8 Minnesota counties declared disaster areas
By Don Davis
President Barack Obama on Monday declared eight of 51 counties that experienced flood damage this summer as eligible for federal disaster aid. However, Gov. Mark Dayton’s office reports that more counties are expected to join the list as local officials complete their damage assessment.
Dayton said that he initiated the disaster response process before all county damage totals were available to speed federal money to the state.
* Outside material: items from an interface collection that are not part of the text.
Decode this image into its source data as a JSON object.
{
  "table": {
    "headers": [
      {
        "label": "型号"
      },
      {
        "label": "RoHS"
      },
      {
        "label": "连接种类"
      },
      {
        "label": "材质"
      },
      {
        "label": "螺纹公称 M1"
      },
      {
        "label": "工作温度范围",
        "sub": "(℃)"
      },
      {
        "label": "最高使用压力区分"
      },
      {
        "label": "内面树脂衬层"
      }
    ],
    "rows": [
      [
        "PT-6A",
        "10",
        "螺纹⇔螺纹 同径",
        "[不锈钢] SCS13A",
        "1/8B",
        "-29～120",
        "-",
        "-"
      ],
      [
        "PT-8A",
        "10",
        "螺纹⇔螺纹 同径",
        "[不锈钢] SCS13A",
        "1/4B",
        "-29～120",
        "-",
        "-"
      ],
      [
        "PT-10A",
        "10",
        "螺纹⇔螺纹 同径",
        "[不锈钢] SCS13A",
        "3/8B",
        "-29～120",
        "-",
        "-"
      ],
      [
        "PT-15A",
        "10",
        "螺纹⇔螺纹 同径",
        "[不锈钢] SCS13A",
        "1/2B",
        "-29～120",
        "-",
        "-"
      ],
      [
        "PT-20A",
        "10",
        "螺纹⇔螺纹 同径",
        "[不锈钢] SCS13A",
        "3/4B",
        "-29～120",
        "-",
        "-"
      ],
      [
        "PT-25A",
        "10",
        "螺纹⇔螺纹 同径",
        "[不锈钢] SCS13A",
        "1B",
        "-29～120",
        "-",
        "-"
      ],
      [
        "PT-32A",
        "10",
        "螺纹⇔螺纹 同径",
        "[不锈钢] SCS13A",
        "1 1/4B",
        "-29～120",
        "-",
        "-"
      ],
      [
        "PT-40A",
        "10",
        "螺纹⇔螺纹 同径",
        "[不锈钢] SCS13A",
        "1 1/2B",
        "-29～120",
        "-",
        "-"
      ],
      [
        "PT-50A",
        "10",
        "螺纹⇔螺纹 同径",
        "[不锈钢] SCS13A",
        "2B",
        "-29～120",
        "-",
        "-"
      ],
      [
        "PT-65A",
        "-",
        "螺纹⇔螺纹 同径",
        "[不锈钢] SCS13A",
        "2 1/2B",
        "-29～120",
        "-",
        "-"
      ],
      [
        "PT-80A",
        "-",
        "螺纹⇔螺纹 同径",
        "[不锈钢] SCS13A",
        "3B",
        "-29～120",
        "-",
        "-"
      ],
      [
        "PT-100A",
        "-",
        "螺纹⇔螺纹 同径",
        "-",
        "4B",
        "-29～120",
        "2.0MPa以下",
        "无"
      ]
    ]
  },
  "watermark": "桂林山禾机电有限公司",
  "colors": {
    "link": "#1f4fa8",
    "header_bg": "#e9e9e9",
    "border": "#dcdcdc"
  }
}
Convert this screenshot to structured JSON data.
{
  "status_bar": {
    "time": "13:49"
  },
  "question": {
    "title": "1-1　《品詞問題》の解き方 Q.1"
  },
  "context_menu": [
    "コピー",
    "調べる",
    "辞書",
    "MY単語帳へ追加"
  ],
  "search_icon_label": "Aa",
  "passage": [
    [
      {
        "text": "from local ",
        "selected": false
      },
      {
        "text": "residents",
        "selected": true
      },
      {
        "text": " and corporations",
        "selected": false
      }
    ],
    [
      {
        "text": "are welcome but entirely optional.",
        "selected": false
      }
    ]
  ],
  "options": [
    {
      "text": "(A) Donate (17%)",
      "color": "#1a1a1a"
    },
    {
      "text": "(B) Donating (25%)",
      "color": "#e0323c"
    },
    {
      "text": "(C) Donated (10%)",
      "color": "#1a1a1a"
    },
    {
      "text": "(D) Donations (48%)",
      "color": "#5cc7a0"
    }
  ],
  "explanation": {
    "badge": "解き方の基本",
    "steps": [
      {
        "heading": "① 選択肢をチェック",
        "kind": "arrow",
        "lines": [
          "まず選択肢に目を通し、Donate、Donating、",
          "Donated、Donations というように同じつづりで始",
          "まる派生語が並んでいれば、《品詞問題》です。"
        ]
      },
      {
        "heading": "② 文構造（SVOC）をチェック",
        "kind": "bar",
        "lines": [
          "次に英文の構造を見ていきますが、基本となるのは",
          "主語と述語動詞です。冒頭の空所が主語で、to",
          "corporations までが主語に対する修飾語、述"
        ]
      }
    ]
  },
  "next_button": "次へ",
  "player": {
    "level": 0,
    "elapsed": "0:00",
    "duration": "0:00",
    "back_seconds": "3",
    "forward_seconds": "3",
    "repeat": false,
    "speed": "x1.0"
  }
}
So far, the Federal Emergency Management Agency reports $37.1 million in damages from floods that begin on June 11. That is nearly $30 million more than needed for Obama to declare a disaster.The eight counties on the list so far are Chippewa, Freeborn, Jackson, Murray, Nobles, Pipestone, Renville and Rock, mostly southern and western Minnesota rural areas. State Emergency Services Director Kris Eide has said the most expensive damage is in the Twin Cities area.Federal aid that will follow Obama’s declaration will help local governments pay for flood-related costs such as debris removal, road repairs and fixing other public facilities like parks and water treatment plants.Washington reimburses 75 percent of disaster costs, with the state picking up the rest. Dayton said that he may call a special legislative session to fund the state portion, but has not decided about the issue, and does not know when a session might occur.The presidential declaration allows all Minnesota local governments to apply for funds to prevent or reduce future disaster risks to life and property.While it is possible some aid will be made available to individuals and businesses, the Obama declaration only applies to state and local governments.“Weeks of torrential downpour this summer triggered devastating flooding that inflicted severe damage all across our state,” Sen. Amy Klobuchar, D-Minn., said. “This disaster declaration will deliver critical funding and support to communities impacted by flooding and help our state rebuild and recover.”U.S. Rep. Collin Peterson, D-Minn., called Obama’s decision “a necessary first step to helping residents in the affected counties get back on their feet.”State officials have called the June flooding, which remains a problem in parts of the state, the most widespread disaster the state has experienced. More than half the state’s 87 counties reported damage.